*** Block opens ***

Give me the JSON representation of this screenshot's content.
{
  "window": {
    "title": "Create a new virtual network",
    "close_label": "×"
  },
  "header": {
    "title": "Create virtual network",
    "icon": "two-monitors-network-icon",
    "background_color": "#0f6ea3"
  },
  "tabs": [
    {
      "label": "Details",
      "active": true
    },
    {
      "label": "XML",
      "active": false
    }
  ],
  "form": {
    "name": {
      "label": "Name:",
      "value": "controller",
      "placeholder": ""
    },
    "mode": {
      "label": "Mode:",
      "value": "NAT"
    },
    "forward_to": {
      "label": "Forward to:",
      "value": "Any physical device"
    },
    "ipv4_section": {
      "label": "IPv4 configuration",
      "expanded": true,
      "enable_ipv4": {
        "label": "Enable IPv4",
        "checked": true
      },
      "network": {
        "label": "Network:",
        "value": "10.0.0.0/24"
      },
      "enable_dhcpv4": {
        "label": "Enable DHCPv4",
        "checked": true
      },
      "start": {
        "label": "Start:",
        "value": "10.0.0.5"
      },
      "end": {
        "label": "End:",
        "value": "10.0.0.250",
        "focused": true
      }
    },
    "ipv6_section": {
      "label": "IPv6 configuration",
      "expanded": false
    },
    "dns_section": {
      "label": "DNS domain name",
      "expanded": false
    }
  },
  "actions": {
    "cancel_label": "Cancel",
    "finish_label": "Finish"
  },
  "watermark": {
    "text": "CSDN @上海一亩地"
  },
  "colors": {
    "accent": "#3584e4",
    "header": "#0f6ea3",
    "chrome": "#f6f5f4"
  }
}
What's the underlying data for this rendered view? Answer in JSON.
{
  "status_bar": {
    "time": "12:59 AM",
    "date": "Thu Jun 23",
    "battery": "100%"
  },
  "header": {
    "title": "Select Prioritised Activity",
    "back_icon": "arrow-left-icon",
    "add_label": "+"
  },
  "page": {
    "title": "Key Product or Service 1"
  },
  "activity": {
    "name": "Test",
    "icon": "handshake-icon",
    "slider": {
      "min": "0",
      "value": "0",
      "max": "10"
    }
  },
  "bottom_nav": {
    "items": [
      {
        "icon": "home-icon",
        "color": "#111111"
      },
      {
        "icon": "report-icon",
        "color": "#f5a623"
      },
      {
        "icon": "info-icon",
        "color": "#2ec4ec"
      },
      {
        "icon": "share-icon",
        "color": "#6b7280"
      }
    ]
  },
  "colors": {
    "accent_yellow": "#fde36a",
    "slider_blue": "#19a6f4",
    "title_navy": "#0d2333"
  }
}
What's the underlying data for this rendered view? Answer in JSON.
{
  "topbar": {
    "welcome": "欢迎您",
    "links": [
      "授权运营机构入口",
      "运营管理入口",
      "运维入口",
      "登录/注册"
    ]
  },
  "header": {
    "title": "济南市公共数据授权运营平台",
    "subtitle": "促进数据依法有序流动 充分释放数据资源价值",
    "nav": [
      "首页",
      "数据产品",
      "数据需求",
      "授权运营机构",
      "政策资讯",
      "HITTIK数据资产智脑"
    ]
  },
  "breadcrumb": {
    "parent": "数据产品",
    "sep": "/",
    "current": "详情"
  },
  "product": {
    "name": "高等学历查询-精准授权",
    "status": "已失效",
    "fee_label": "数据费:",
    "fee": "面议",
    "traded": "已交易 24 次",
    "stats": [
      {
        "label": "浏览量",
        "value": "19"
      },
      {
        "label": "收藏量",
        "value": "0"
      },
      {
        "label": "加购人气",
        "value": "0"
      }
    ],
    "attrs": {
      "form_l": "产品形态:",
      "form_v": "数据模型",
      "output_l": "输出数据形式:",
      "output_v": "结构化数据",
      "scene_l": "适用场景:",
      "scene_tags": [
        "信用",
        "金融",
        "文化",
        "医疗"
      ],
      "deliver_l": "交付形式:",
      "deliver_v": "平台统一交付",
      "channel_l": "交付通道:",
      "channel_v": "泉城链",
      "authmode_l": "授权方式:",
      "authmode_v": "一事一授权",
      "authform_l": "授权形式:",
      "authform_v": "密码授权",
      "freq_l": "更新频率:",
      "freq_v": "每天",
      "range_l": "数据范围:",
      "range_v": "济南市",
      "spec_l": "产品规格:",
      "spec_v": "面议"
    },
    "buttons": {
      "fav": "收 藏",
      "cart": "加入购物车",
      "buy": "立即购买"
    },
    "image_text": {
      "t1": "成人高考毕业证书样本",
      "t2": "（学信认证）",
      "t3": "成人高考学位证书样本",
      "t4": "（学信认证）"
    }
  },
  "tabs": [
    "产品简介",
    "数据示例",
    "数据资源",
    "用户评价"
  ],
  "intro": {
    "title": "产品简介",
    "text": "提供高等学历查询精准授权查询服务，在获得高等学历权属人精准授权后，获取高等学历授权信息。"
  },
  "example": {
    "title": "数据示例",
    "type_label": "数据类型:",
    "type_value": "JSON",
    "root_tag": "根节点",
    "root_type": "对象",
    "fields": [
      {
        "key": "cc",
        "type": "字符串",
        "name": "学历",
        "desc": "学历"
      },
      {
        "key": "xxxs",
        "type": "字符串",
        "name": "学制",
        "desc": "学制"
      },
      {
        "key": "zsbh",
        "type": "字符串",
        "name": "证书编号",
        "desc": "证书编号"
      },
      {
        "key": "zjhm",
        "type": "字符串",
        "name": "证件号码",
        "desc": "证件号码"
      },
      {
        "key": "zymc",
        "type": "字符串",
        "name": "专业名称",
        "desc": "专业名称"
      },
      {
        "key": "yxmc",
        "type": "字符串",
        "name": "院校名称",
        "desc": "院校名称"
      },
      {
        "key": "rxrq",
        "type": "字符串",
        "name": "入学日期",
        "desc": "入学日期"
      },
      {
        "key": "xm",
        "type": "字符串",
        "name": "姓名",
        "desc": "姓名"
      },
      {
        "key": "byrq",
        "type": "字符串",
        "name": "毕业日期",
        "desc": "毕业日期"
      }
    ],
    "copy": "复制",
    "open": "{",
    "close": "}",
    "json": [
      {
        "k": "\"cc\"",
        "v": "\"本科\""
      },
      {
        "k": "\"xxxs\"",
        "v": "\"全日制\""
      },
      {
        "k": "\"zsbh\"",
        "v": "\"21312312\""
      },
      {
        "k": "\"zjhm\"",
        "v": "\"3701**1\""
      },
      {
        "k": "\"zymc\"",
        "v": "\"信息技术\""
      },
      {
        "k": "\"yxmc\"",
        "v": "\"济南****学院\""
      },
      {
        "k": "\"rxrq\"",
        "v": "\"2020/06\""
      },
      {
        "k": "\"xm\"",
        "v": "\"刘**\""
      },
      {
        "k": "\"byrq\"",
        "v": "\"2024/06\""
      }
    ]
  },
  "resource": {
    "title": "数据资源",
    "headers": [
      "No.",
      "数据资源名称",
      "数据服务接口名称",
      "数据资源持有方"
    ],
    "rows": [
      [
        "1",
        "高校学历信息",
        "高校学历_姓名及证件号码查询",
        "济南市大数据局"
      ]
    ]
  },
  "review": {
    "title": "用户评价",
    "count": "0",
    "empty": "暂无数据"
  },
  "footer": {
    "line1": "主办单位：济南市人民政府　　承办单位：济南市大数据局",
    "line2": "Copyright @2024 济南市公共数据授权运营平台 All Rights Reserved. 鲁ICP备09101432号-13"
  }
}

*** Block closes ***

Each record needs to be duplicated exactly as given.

Give me the JSON representation of this screenshot's content.
{
  "window": {
    "title": "Create a new virtual network",
    "close_label": "×"
  },
  "header": {
    "title": "Create virtual network",
    "icon": "two-monitors-network-icon",
    "background_color": "#0f6ea3"
  },
  "tabs": [
    {
      "label": "Details",
      "active": true
    },
    {
      "label": "XML",
      "active": false
    }
  ],
  "form": {
    "name": {
      "label": "Name:",
      "value": "controller",
      "placeholder": ""
    },
    "mode": {
      "label": "Mode:",
      "value": "NAT"
    },
    "forward_to": {
      "label": "Forward to:",
      "value": "Any physical device"
    },
    "ipv4_section": {
      "label": "IPv4 configuration",
      "expanded": true,
      "enable_ipv4": {
        "label": "Enable IPv4",
        "checked": true
      },
      "network": {
        "label": "Network:",
        "value": "10.0.0.0/24"
      },
      "enable_dhcpv4": {
        "label": "Enable DHCPv4",
        "checked": true
      },
      "start": {
        "label": "Start:",
        "value": "10.0.0.5"
      },
      "end": {
        "label": "End:",
        "value": "10.0.0.250",
        "focused": true
      }
    },
    "ipv6_section": {
      "label": "IPv6 configuration",
      "expanded": false
    },
    "dns_section": {
      "label": "DNS domain name",
      "expanded": false
    }
  },
  "actions": {
    "cancel_label": "Cancel",
    "finish_label": "Finish"
  },
  "watermark": {
    "text": "CSDN @上海一亩地"
  },
  "colors": {
    "accent": "#3584e4",
    "header": "#0f6ea3",
    "chrome": "#f6f5f4"
  }
}
What's the underlying data for this rendered view? Answer in JSON.
{
  "status_bar": {
    "time": "12:59 AM",
    "date": "Thu Jun 23",
    "battery": "100%"
  },
  "header": {
    "title": "Select Prioritised Activity",
    "back_icon": "arrow-left-icon",
    "add_label": "+"
  },
  "page": {
    "title": "Key Product or Service 1"
  },
  "activity": {
    "name": "Test",
    "icon": "handshake-icon",
    "slider": {
      "min": "0",
      "value": "0",
      "max": "10"
    }
  },
  "bottom_nav": {
    "items": [
      {
        "icon": "home-icon",
        "color": "#111111"
      },
      {
        "icon": "report-icon",
        "color": "#f5a623"
      },
      {
        "icon": "info-icon",
        "color": "#2ec4ec"
      },
      {
        "icon": "share-icon",
        "color": "#6b7280"
      }
    ]
  },
  "colors": {
    "accent_yellow": "#fde36a",
    "slider_blue": "#19a6f4",
    "title_navy": "#0d2333"
  }
}
What's the underlying data for this rendered view? Answer in JSON.
{
  "topbar": {
    "welcome": "欢迎您",
    "links": [
      "授权运营机构入口",
      "运营管理入口",
      "运维入口",
      "登录/注册"
    ]
  },
  "header": {
    "title": "济南市公共数据授权运营平台",
    "subtitle": "促进数据依法有序流动 充分释放数据资源价值",
    "nav": [
      "首页",
      "数据产品",
      "数据需求",
      "授权运营机构",
      "政策资讯",
      "HITTIK数据资产智脑"
    ]
  },
  "breadcrumb": {
    "parent": "数据产品",
    "sep": "/",
    "current": "详情"
  },
  "product": {
    "name": "高等学历查询-精准授权",
    "status": "已失效",
    "fee_label": "数据费:",
    "fee": "面议",
    "traded": "已交易 24 次",
    "stats": [
      {
        "label": "浏览量",
        "value": "19"
      },
      {
        "label": "收藏量",
        "value": "0"
      },
      {
        "label": "加购人气",
        "value": "0"
      }
    ],
    "attrs": {
      "form_l": "产品形态:",
      "form_v": "数据模型",
      "output_l": "输出数据形式:",
      "output_v": "结构化数据",
      "scene_l": "适用场景:",
      "scene_tags": [
        "信用",
        "金融",
        "文化",
        "医疗"
      ],
      "deliver_l": "交付形式:",
      "deliver_v": "平台统一交付",
      "channel_l": "交付通道:",
      "channel_v": "泉城链",
      "authmode_l": "授权方式:",
      "authmode_v": "一事一授权",
      "authform_l": "授权形式:",
      "authform_v": "密码授权",
      "freq_l": "更新频率:",
      "freq_v": "每天",
      "range_l": "数据范围:",
      "range_v": "济南市",
      "spec_l": "产品规格:",
      "spec_v": "面议"
    },
    "buttons": {
      "fav": "收 藏",
      "cart": "加入购物车",
      "buy": "立即购买"
    },
    "image_text": {
      "t1": "成人高考毕业证书样本",
      "t2": "（学信认证）",
      "t3": "成人高考学位证书样本",
      "t4": "（学信认证）"
    }
  },
  "tabs": [
    "产品简介",
    "数据示例",
    "数据资源",
    "用户评价"
  ],
  "intro": {
    "title": "产品简介",
    "text": "提供高等学历查询精准授权查询服务，在获得高等学历权属人精准授权后，获取高等学历授权信息。"
  },
  "example": {
    "title": "数据示例",
    "type_label": "数据类型:",
    "type_value": "JSON",
    "root_tag": "根节点",
    "root_type": "对象",
    "fields": [
      {
        "key": "cc",
        "type": "字符串",
        "name": "学历",
        "desc": "学历"
      },
      {
        "key": "xxxs",
        "type": "字符串",
        "name": "学制",
        "desc": "学制"
      },
      {
        "key": "zsbh",
        "type": "字符串",
        "name": "证书编号",
        "desc": "证书编号"
      },
      {
        "key": "zjhm",
        "type": "字符串",
        "name": "证件号码",
        "desc": "证件号码"
      },
      {
        "key": "zymc",
        "type": "字符串",
        "name": "专业名称",
        "desc": "专业名称"
      },
      {
        "key": "yxmc",
        "type": "字符串",
        "name": "院校名称",
        "desc": "院校名称"
      },
      {
        "key": "rxrq",
        "type": "字符串",
        "name": "入学日期",
        "desc": "入学日期"
      },
      {
        "key": "xm",
        "type": "字符串",
        "name": "姓名",
        "desc": "姓名"
      },
      {
        "key": "byrq",
        "type": "字符串",
        "name": "毕业日期",
        "desc": "毕业日期"
      }
    ],
    "copy": "复制",
    "open": "{",
    "close": "}",
    "json": [
      {
        "k": "\"cc\"",
        "v": "\"本科\""
      },
      {
        "k": "\"xxxs\"",
        "v": "\"全日制\""
      },
      {
        "k": "\"zsbh\"",
        "v": "\"21312312\""
      },
      {
        "k": "\"zjhm\"",
        "v": "\"3701**1\""
      },
      {
        "k": "\"zymc\"",
        "v": "\"信息技术\""
      },
      {
        "k": "\"yxmc\"",
        "v": "\"济南****学院\""
      },
      {
        "k": "\"rxrq\"",
        "v": "\"2020/06\""
      },
      {
        "k": "\"xm\"",
        "v": "\"刘**\""
      },
      {
        "k": "\"byrq\"",
        "v": "\"2024/06\""
      }
    ]
  },
  "resource": {
    "title": "数据资源",
    "headers": [
      "No.",
      "数据资源名称",
      "数据服务接口名称",
      "数据资源持有方"
    ],
    "rows": [
      [
        "1",
        "高校学历信息",
        "高校学历_姓名及证件号码查询",
        "济南市大数据局"
      ]
    ]
  },
  "review": {
    "title": "用户评价",
    "count": "0",
    "empty": "暂无数据"
  },
  "footer": {
    "line1": "主办单位：济南市人民政府　　承办单位：济南市大数据局",
    "line2": "Copyright @2024 济南市公共数据授权运营平台 All Rights Reserved. 鲁ICP备09101432号-13"
  }
}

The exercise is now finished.